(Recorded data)
###
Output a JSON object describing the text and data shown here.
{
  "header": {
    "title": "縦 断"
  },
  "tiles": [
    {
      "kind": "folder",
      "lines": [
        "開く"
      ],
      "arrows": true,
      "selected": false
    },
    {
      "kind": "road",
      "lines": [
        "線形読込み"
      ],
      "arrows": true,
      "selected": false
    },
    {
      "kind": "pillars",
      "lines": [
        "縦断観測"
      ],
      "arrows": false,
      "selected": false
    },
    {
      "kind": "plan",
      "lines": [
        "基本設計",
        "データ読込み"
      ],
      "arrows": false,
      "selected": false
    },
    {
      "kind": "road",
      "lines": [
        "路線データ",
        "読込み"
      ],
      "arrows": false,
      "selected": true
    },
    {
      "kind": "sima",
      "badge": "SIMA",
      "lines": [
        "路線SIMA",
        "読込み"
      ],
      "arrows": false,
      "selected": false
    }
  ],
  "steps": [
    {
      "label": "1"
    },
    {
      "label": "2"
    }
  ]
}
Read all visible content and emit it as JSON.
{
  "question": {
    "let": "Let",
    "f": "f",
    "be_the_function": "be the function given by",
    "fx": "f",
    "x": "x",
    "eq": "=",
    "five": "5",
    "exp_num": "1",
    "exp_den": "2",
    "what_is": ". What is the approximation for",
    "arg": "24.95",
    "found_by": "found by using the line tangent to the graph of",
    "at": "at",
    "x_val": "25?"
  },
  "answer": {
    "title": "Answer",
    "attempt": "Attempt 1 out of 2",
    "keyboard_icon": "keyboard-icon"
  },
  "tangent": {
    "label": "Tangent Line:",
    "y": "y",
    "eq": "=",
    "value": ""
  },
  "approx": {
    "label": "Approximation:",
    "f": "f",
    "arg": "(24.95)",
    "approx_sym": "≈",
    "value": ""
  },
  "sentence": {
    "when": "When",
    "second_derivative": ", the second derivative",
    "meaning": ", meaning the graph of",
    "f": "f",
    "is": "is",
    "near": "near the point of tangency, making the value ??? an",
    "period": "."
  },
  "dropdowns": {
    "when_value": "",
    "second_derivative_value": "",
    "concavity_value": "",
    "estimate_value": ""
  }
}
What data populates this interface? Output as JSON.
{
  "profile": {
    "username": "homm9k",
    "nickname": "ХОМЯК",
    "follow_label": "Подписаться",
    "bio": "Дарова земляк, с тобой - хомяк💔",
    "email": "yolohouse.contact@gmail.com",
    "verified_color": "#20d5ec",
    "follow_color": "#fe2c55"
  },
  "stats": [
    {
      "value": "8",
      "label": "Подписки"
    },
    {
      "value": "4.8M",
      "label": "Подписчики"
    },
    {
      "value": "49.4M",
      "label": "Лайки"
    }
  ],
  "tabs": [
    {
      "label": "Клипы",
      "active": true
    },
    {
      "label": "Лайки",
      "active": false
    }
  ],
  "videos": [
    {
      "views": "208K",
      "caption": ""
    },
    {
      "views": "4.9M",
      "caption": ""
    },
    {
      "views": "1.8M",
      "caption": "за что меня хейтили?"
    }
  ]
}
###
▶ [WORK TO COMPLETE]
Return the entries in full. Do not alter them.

▶ [COMPLETED EXERCISE]
Output a JSON object describing the text and data shown here.
{
  "header": {
    "title": "縦 断"
  },
  "tiles": [
    {
      "kind": "folder",
      "lines": [
        "開く"
      ],
      "arrows": true,
      "selected": false
    },
    {
      "kind": "road",
      "lines": [
        "線形読込み"
      ],
      "arrows": true,
      "selected": false
    },
    {
      "kind": "pillars",
      "lines": [
        "縦断観測"
      ],
      "arrows": false,
      "selected": false
    },
    {
      "kind": "plan",
      "lines": [
        "基本設計",
        "データ読込み"
      ],
      "arrows": false,
      "selected": false
    },
    {
      "kind": "road",
      "lines": [
        "路線データ",
        "読込み"
      ],
      "arrows": false,
      "selected": true
    },
    {
      "kind": "sima",
      "badge": "SIMA",
      "lines": [
        "路線SIMA",
        "読込み"
      ],
      "arrows": false,
      "selected": false
    }
  ],
  "steps": [
    {
      "label": "1"
    },
    {
      "label": "2"
    }
  ]
}
Read all visible content and emit it as JSON.
{
  "question": {
    "let": "Let",
    "f": "f",
    "be_the_function": "be the function given by",
    "fx": "f",
    "x": "x",
    "eq": "=",
    "five": "5",
    "exp_num": "1",
    "exp_den": "2",
    "what_is": ". What is the approximation for",
    "arg": "24.95",
    "found_by": "found by using the line tangent to the graph of",
    "at": "at",
    "x_val": "25?"
  },
  "answer": {
    "title": "Answer",
    "attempt": "Attempt 1 out of 2",
    "keyboard_icon": "keyboard-icon"
  },
  "tangent": {
    "label": "Tangent Line:",
    "y": "y",
    "eq": "=",
    "value": ""
  },
  "approx": {
    "label": "Approximation:",
    "f": "f",
    "arg": "(24.95)",
    "approx_sym": "≈",
    "value": ""
  },
  "sentence": {
    "when": "When",
    "second_derivative": ", the second derivative",
    "meaning": ", meaning the graph of",
    "f": "f",
    "is": "is",
    "near": "near the point of tangency, making the value ??? an",
    "period": "."
  },
  "dropdowns": {
    "when_value": "",
    "second_derivative_value": "",
    "concavity_value": "",
    "estimate_value": ""
  }
}
What data populates this interface? Output as JSON.
{
  "profile": {
    "username": "homm9k",
    "nickname": "ХОМЯК",
    "follow_label": "Подписаться",
    "bio": "Дарова земляк, с тобой - хомяк💔",
    "email": "yolohouse.contact@gmail.com",
    "verified_color": "#20d5ec",
    "follow_color": "#fe2c55"
  },
  "stats": [
    {
      "value": "8",
      "label": "Подписки"
    },
    {
      "value": "4.8M",
      "label": "Подписчики"
    },
    {
      "value": "49.4M",
      "label": "Лайки"
    }
  ],
  "tabs": [
    {
      "label": "Клипы",
      "active": true
    },
    {
      "label": "Лайки",
      "active": false
    }
  ],
  "videos": [
    {
      "views": "208K",
      "caption": ""
    },
    {
      "views": "4.9M",
      "caption": ""
    },
    {
      "views": "1.8M",
      "caption": "за что меня хейтили?"
    }
  ]
}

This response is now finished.